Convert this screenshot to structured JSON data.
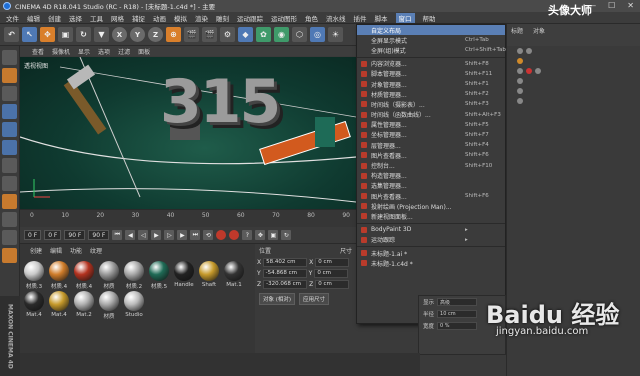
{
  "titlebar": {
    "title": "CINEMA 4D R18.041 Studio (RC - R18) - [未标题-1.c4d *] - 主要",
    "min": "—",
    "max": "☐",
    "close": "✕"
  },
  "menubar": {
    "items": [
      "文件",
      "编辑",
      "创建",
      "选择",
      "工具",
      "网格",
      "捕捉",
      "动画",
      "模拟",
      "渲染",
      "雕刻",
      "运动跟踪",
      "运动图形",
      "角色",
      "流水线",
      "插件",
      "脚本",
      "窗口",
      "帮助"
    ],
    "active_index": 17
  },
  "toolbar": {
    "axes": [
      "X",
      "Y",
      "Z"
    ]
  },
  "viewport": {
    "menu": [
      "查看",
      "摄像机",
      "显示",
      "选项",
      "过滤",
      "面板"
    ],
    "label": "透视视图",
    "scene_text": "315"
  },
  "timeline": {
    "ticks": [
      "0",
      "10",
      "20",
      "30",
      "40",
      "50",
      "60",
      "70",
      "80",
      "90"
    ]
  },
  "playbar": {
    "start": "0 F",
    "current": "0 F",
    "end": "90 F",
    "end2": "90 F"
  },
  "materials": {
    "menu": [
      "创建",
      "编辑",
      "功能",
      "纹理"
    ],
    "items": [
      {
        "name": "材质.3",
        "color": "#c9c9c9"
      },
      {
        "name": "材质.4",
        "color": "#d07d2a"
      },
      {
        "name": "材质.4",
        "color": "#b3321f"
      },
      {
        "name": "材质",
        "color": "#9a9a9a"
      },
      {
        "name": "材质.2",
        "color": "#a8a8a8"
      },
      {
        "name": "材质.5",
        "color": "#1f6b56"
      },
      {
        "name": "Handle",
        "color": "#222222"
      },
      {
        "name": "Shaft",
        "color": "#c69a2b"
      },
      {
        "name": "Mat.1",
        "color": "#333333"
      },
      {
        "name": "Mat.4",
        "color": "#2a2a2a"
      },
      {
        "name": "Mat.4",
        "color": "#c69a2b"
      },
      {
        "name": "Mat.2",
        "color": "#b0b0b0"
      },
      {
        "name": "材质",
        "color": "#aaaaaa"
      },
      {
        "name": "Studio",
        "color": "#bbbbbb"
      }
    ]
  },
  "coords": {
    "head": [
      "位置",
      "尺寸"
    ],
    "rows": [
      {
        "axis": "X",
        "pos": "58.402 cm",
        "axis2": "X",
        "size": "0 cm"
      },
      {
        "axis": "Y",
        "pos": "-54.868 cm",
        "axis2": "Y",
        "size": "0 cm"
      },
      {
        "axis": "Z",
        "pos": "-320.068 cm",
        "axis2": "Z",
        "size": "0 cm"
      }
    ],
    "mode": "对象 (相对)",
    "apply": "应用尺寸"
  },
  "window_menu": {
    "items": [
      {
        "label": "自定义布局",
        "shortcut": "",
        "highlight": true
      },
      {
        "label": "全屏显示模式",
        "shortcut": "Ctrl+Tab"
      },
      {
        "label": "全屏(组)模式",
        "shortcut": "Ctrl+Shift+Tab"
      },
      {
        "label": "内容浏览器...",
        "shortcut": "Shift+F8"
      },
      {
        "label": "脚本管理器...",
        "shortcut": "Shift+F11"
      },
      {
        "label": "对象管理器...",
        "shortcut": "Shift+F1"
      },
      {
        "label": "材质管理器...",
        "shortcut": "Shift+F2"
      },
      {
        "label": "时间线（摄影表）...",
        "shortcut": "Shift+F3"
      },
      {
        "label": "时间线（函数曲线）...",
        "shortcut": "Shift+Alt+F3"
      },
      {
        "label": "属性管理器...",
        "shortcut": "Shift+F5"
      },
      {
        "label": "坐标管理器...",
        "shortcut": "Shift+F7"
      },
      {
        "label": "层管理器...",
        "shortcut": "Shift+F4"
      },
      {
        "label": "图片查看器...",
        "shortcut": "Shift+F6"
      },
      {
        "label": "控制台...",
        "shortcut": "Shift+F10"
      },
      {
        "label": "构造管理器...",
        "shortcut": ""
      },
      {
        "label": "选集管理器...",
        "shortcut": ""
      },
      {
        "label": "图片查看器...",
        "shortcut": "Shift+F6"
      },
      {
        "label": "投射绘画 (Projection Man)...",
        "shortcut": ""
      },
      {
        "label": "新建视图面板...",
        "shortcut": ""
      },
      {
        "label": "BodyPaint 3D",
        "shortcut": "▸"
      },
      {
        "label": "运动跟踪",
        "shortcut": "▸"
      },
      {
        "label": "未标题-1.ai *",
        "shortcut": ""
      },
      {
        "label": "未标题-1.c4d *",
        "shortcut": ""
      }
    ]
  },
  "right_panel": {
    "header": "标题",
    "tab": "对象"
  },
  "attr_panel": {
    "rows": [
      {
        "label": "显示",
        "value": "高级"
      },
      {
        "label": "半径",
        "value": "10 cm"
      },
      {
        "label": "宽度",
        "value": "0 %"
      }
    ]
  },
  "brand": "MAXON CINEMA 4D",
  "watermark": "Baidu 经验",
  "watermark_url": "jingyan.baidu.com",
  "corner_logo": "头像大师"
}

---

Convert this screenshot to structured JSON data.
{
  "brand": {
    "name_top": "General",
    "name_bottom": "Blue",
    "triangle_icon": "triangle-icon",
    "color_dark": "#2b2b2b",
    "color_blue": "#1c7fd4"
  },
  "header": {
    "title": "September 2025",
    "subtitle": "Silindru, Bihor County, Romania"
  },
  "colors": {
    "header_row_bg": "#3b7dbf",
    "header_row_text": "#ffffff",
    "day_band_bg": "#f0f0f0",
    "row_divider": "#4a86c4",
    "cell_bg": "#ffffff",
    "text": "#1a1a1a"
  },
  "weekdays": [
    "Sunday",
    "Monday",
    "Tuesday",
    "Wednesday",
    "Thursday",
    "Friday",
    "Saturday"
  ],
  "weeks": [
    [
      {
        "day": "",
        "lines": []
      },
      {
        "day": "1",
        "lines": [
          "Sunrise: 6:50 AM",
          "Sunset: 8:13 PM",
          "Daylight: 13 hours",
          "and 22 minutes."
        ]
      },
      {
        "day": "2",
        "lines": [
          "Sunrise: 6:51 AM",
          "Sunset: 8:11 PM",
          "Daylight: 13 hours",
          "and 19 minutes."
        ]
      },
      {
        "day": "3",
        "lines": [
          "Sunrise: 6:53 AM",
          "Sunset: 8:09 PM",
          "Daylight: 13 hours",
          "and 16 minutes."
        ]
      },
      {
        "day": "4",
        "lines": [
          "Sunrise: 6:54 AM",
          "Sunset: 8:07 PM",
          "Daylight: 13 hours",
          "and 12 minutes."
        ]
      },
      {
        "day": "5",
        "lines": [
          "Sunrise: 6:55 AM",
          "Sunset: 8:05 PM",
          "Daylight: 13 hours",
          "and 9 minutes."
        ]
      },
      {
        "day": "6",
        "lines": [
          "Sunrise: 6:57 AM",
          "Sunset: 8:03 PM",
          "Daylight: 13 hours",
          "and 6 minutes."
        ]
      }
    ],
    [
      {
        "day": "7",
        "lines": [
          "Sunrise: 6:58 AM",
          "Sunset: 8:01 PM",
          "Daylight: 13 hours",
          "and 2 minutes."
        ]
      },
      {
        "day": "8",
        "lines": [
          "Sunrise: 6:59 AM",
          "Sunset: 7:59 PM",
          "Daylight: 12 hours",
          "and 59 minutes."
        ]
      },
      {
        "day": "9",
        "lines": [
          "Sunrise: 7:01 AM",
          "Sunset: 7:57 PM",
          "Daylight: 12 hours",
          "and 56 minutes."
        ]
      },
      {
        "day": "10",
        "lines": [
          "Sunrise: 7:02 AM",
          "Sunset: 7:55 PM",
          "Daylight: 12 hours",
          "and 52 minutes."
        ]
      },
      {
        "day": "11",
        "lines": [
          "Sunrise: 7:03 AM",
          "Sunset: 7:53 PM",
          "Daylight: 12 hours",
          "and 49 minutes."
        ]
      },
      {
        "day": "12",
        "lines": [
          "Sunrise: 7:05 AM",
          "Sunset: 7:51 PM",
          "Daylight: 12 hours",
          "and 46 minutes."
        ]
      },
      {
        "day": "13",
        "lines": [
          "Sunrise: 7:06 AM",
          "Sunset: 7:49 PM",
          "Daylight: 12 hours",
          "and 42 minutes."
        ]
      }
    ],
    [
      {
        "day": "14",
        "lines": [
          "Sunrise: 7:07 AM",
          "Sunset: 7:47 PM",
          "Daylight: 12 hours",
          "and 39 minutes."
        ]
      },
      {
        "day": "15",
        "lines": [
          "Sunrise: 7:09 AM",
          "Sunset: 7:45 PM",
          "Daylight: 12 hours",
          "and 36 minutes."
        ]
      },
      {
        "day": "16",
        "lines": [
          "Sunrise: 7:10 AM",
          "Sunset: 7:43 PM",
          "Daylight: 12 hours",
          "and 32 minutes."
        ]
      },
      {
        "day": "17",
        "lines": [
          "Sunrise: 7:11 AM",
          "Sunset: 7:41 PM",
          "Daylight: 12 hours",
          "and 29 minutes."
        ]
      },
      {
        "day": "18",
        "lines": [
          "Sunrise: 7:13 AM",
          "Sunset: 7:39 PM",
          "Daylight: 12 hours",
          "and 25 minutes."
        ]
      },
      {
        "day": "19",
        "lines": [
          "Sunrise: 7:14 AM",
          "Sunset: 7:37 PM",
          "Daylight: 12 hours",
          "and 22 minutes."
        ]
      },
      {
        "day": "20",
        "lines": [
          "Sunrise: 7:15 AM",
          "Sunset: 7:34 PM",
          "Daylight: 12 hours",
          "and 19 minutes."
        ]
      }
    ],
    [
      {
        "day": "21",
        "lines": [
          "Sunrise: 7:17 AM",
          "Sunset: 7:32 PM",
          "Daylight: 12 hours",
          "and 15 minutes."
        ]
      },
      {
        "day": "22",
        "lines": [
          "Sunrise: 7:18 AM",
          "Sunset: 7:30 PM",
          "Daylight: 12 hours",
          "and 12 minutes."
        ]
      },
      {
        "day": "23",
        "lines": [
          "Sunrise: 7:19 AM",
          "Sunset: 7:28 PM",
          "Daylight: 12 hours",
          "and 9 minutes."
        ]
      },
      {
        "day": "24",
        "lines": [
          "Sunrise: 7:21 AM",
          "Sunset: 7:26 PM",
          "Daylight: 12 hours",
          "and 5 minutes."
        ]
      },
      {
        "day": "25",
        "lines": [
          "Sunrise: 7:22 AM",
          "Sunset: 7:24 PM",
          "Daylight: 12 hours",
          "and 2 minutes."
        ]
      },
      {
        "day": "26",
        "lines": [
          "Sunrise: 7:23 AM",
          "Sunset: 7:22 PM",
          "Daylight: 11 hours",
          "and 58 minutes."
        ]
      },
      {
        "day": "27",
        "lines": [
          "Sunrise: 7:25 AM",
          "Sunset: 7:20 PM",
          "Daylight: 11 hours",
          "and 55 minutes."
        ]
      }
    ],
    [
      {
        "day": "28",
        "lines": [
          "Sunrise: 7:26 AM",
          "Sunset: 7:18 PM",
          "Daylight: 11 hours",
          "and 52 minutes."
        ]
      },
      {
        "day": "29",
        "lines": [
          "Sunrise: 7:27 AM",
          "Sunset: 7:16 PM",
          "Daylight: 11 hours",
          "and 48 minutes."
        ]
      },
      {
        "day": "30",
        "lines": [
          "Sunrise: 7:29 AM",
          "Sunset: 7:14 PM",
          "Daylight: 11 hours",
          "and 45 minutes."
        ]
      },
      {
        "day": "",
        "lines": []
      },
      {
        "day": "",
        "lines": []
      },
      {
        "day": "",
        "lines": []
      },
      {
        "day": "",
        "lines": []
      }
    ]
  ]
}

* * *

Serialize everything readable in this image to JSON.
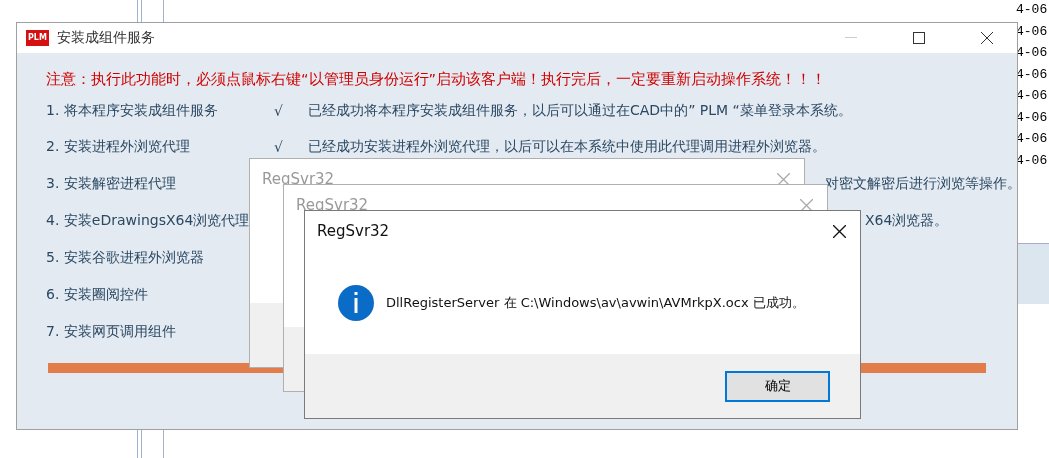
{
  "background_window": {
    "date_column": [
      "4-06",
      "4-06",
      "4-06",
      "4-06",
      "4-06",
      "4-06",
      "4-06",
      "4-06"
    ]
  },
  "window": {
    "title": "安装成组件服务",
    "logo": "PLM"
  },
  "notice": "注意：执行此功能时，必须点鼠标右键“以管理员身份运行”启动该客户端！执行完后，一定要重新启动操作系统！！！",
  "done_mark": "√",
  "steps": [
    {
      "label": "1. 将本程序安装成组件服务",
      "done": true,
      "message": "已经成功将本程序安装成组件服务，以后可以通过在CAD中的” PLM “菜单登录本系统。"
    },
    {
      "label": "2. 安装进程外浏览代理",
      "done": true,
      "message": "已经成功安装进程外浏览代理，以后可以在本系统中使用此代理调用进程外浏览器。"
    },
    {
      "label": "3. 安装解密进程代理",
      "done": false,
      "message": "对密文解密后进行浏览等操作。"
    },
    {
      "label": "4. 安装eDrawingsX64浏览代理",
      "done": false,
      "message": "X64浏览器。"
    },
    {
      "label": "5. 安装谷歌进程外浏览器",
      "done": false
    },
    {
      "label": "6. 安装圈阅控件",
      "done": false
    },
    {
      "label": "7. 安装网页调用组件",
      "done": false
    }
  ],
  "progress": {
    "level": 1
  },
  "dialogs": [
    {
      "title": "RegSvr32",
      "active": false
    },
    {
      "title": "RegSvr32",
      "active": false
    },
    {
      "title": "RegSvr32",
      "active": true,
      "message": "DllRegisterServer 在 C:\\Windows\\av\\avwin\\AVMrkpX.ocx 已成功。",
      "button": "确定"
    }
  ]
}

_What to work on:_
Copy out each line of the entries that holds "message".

_Worked solution:_
      "message": "已经成功将本程序安装成组件服务，以后可以通过在CAD中的” PLM “菜单登录本系统。"
      "message": "已经成功安装进程外浏览代理，以后可以在本系统中使用此代理调用进程外浏览器。"
      "message": "对密文解密后进行浏览等操作。"
      "message": "X64浏览器。"
      "message": "DllRegisterServer 在 C:\\Windows\\av\\avwin\\AVMrkpX.ocx 已成功。",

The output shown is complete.